How to avoid a failed plot twist

 By David Brown

 

A plot twist can make or break a story.

Here's the essence of a great twist: you find out a character has been lying the entire time, and though you never saw it coming, when the betrayal happens, it makes perfect sense—inevitable but unexpected. You are filled with rage alongside the narrator, because you too were tricked by this no-good, manipulative jerk.

(Plot twists come in many forms. I'm just using betrayal as an example.) 

What’s crucial here is that, at the moment the twist is revealed, you do not lose narrative immersion. You are buried deep in the story, and the unexpected turn pulls you in deeper still.

It is a very fine line between this outcome and complete failure. In a failed twist, readers feel tricked by the author rather than by the betrayer. If your readers feel like they have been led astray, either with deceptive clues or withheld details, the twist will come off as a narrative ruse.

As soon as readers pause to think about the architect behind the page, narrative immersion is lost. The characters seem more like constructions and the plot like rigid scaffolding.

Another consideration is tension. In all but the most shocking of reversals, I would argue that there is usually more tension in the anticipation of a betrayal than there is in an unexpected back-stab. That is to say, knowing there is a betrayer waiting to strike but not knowing when it will happen is often more engaging/exciting/agonizing than the sheer shock of unanticipated treachery.

For this reason, I recommend against including more than one significant twist per novel—unless the story absolutely demands it.

If you respect the twist, it can do great things for you, but when a twist is included as a matter of course, or at least without enough attention, it can sink your tale right at the crucial moment.  

About the Darling Axe

We are professional editors as well as award-winning writers. We understand the intense effort and emotional investment you have poured into your work. It's our job to help you realize your vision and take your manuscript to the next level.



Work with a professional fiction editor from the Darling Axe: manuscript development and book editing services



Darling Axe Academy – online courses and writing workshops

Book a sample edit with a professional fiction editor from the Darling Axe: manuscript development and book editing services

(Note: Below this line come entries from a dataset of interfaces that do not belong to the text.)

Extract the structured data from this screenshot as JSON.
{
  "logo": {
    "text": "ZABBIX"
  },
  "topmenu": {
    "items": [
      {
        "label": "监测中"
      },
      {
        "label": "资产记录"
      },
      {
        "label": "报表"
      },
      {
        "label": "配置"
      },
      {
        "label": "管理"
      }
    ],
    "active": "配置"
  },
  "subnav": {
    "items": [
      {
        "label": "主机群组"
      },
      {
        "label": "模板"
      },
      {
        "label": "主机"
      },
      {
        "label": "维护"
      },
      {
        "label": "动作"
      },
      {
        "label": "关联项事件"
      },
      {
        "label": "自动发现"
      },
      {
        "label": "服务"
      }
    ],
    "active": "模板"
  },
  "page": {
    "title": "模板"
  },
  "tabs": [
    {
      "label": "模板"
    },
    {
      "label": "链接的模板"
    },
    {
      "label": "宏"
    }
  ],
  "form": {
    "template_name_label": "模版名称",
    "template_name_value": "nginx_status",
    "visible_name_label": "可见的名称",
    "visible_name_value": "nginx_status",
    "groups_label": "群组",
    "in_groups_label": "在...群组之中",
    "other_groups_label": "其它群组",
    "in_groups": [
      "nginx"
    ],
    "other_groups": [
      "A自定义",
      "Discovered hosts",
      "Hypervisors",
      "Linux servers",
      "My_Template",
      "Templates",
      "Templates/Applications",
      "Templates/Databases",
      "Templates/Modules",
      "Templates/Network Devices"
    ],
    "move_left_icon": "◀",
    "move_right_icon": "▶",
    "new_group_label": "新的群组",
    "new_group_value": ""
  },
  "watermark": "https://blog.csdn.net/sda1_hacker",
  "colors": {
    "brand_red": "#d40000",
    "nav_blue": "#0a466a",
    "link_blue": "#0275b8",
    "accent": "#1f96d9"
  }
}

Related Posts

Success Story with Gail Anderson-Dargatz
Success Story with Gail Anderson-Dargatz
At a time when we can easily throw our work online, or self-publish, it’s more important than ever to fully develop our
Read More
Query letter quandaries: pro tips from the pros
Query letter quandaries: pro tips from the pros
"A useful sentence to keep in mind is: When A (inciting incident) happens, B (character) must do C (action) otherwise/be
Read More
Best-laid plans: outlining seminar now on sale
Best-laid plans: outlining seminar now on sale
This course will lead you through the steps of drafting a blueprint for your next novel. By the end of the seminar, you
Read More

3 comments

  • Been working on a mystery with a peculiar twist. Your words were extremely helpful. Many Thanks. I’m new at this—could you answer a question? Does it make any difference when you submit your story; i.e. early, mid-point, close to the deadline…Thanks.

    Barb
  • I felt completely betrayed by the work of an author I greatly admire (except for this title!):Big Brother. Friends compared it to the flip in Atonement, but somehow I wasn’t infuriated at McEwan as I was with Lionel Shriver. I’ll review your article and ponder upon why that was. I wonder what others think of that.

    Lisa K
  • Well articulated point and definitely one to consider as a KEY element.

    Thank you Septimus

    Geoff Major

Leave a comment

Name .
.
Message .

Please note, comments must be approved before they are published